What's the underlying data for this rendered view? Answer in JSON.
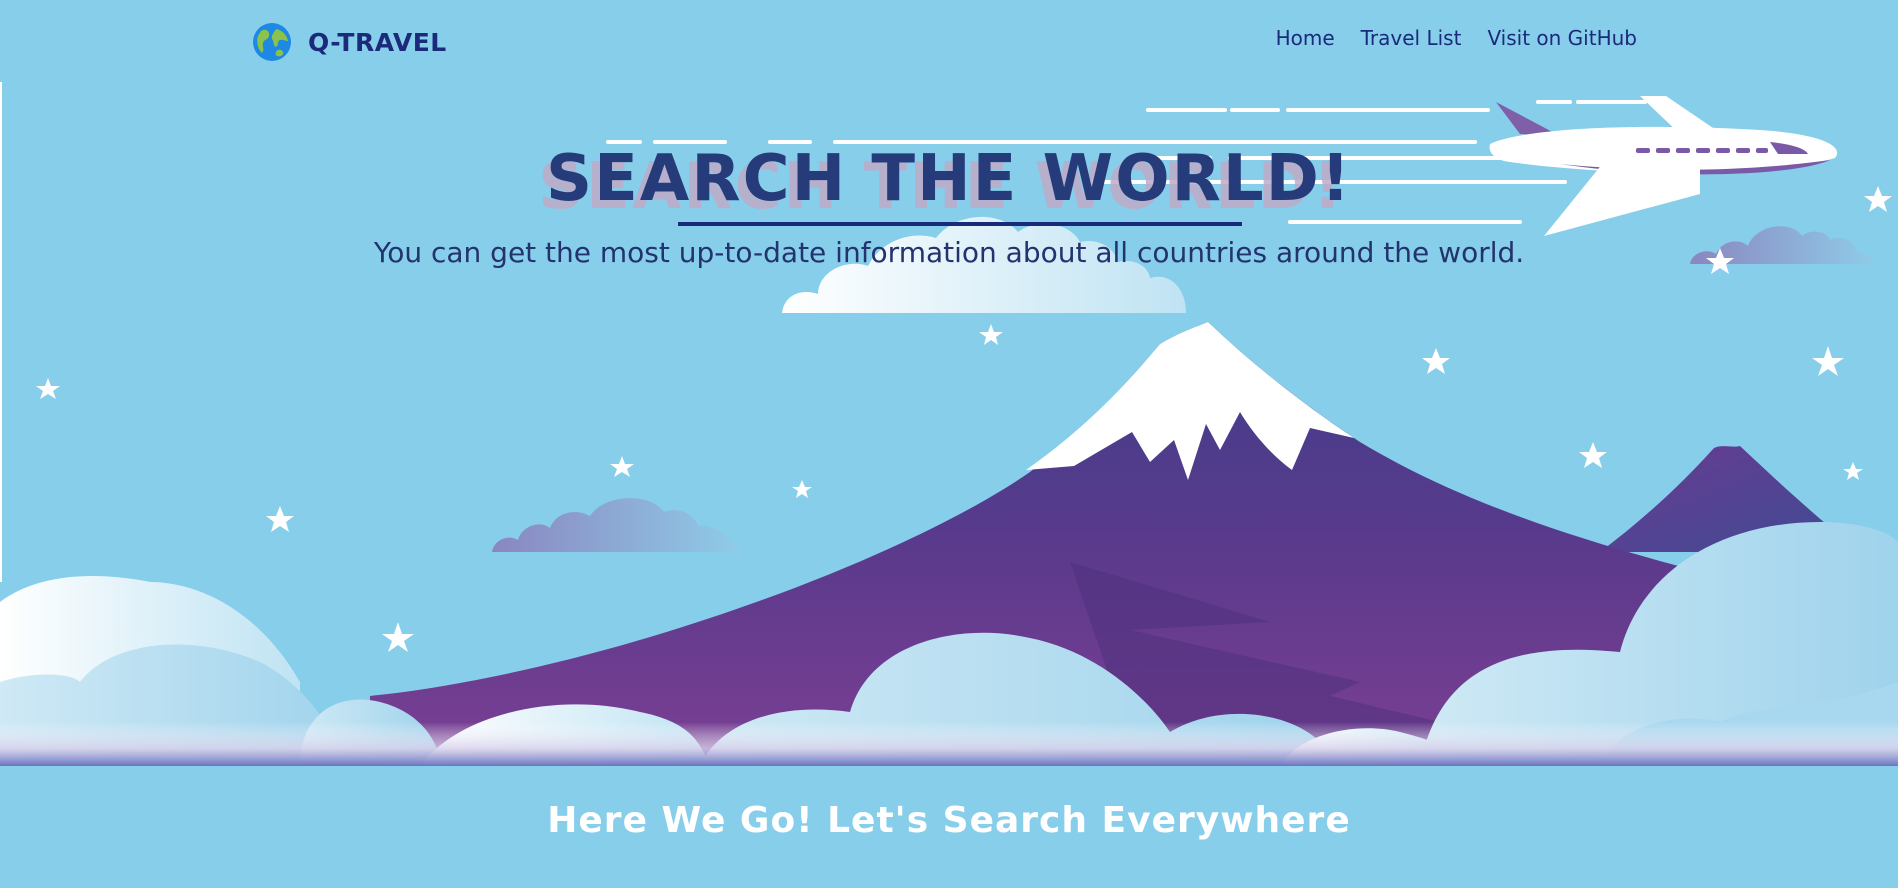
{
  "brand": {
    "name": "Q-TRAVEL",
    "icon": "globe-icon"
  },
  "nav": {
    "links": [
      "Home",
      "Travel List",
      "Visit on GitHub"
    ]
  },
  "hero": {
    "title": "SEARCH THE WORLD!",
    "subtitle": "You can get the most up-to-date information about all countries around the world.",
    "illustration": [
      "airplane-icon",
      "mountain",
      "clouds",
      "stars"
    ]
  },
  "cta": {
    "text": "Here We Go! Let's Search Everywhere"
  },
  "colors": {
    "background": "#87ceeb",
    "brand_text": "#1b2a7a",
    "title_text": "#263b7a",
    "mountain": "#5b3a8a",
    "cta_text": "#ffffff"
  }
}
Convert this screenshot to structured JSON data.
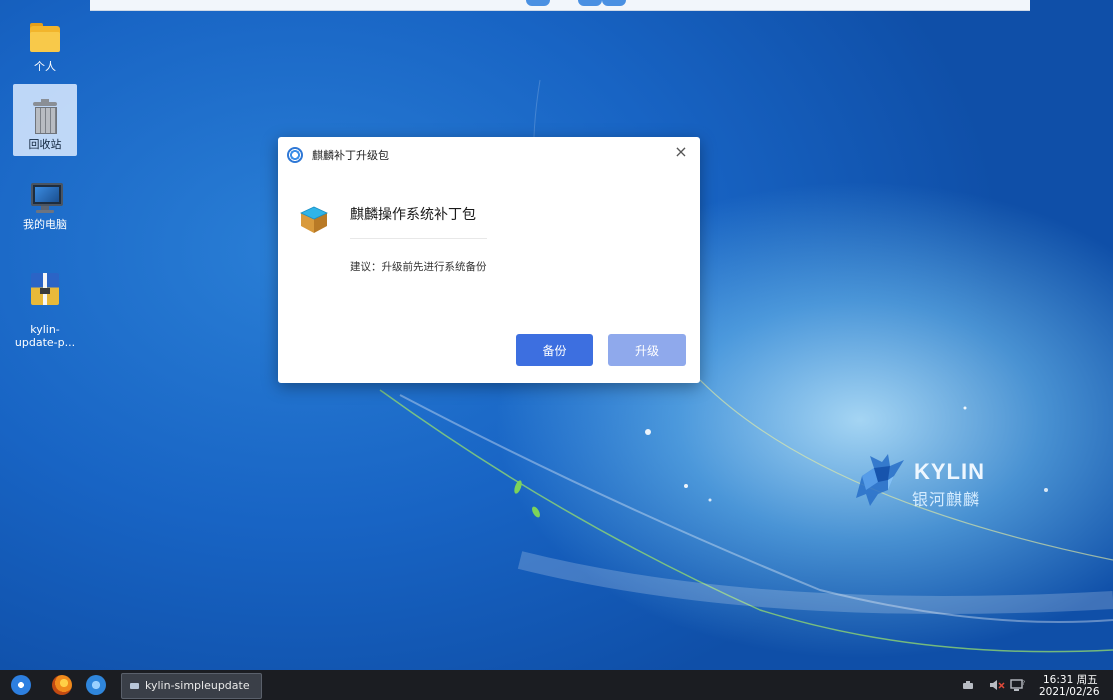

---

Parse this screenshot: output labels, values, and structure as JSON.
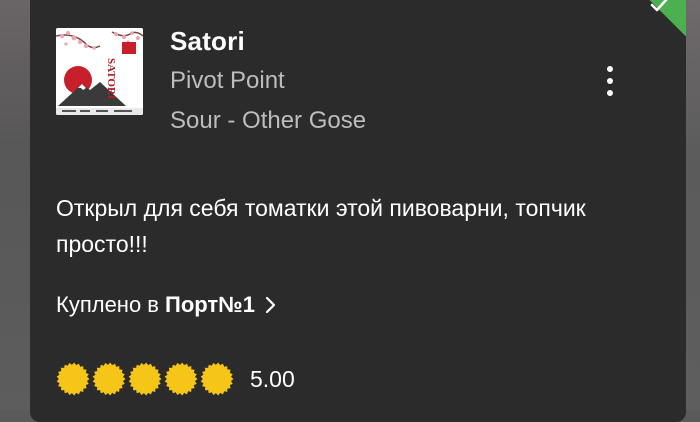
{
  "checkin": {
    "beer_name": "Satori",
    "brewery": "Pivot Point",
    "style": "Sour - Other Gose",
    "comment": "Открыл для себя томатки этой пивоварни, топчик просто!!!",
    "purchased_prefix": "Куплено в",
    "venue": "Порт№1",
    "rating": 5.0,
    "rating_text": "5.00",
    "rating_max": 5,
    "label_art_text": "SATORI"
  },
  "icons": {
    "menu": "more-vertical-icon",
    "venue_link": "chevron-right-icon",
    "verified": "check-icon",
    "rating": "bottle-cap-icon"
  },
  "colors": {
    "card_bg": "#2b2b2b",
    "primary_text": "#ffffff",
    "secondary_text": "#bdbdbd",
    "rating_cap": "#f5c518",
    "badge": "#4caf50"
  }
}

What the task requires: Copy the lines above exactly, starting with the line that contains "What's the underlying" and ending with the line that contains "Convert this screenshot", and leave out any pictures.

Written reply:
What's the underlying data for this rendered view? Answer in JSON.
{
  "brand": {
    "name": "Q-TRAVEL",
    "icon": "globe-icon"
  },
  "nav": {
    "links": [
      "Home",
      "Travel List",
      "Visit on GitHub"
    ]
  },
  "hero": {
    "title": "SEARCH THE WORLD!",
    "subtitle": "You can get the most up-to-date information about all countries around the world.",
    "illustration": [
      "airplane-icon",
      "mountain",
      "clouds",
      "stars"
    ]
  },
  "cta": {
    "text": "Here We Go! Let's Search Everywhere"
  },
  "colors": {
    "background": "#87ceeb",
    "brand_text": "#1b2a7a",
    "title_text": "#263b7a",
    "mountain": "#5b3a8a",
    "cta_text": "#ffffff"
  }
}
Convert this screenshot to structured JSON data.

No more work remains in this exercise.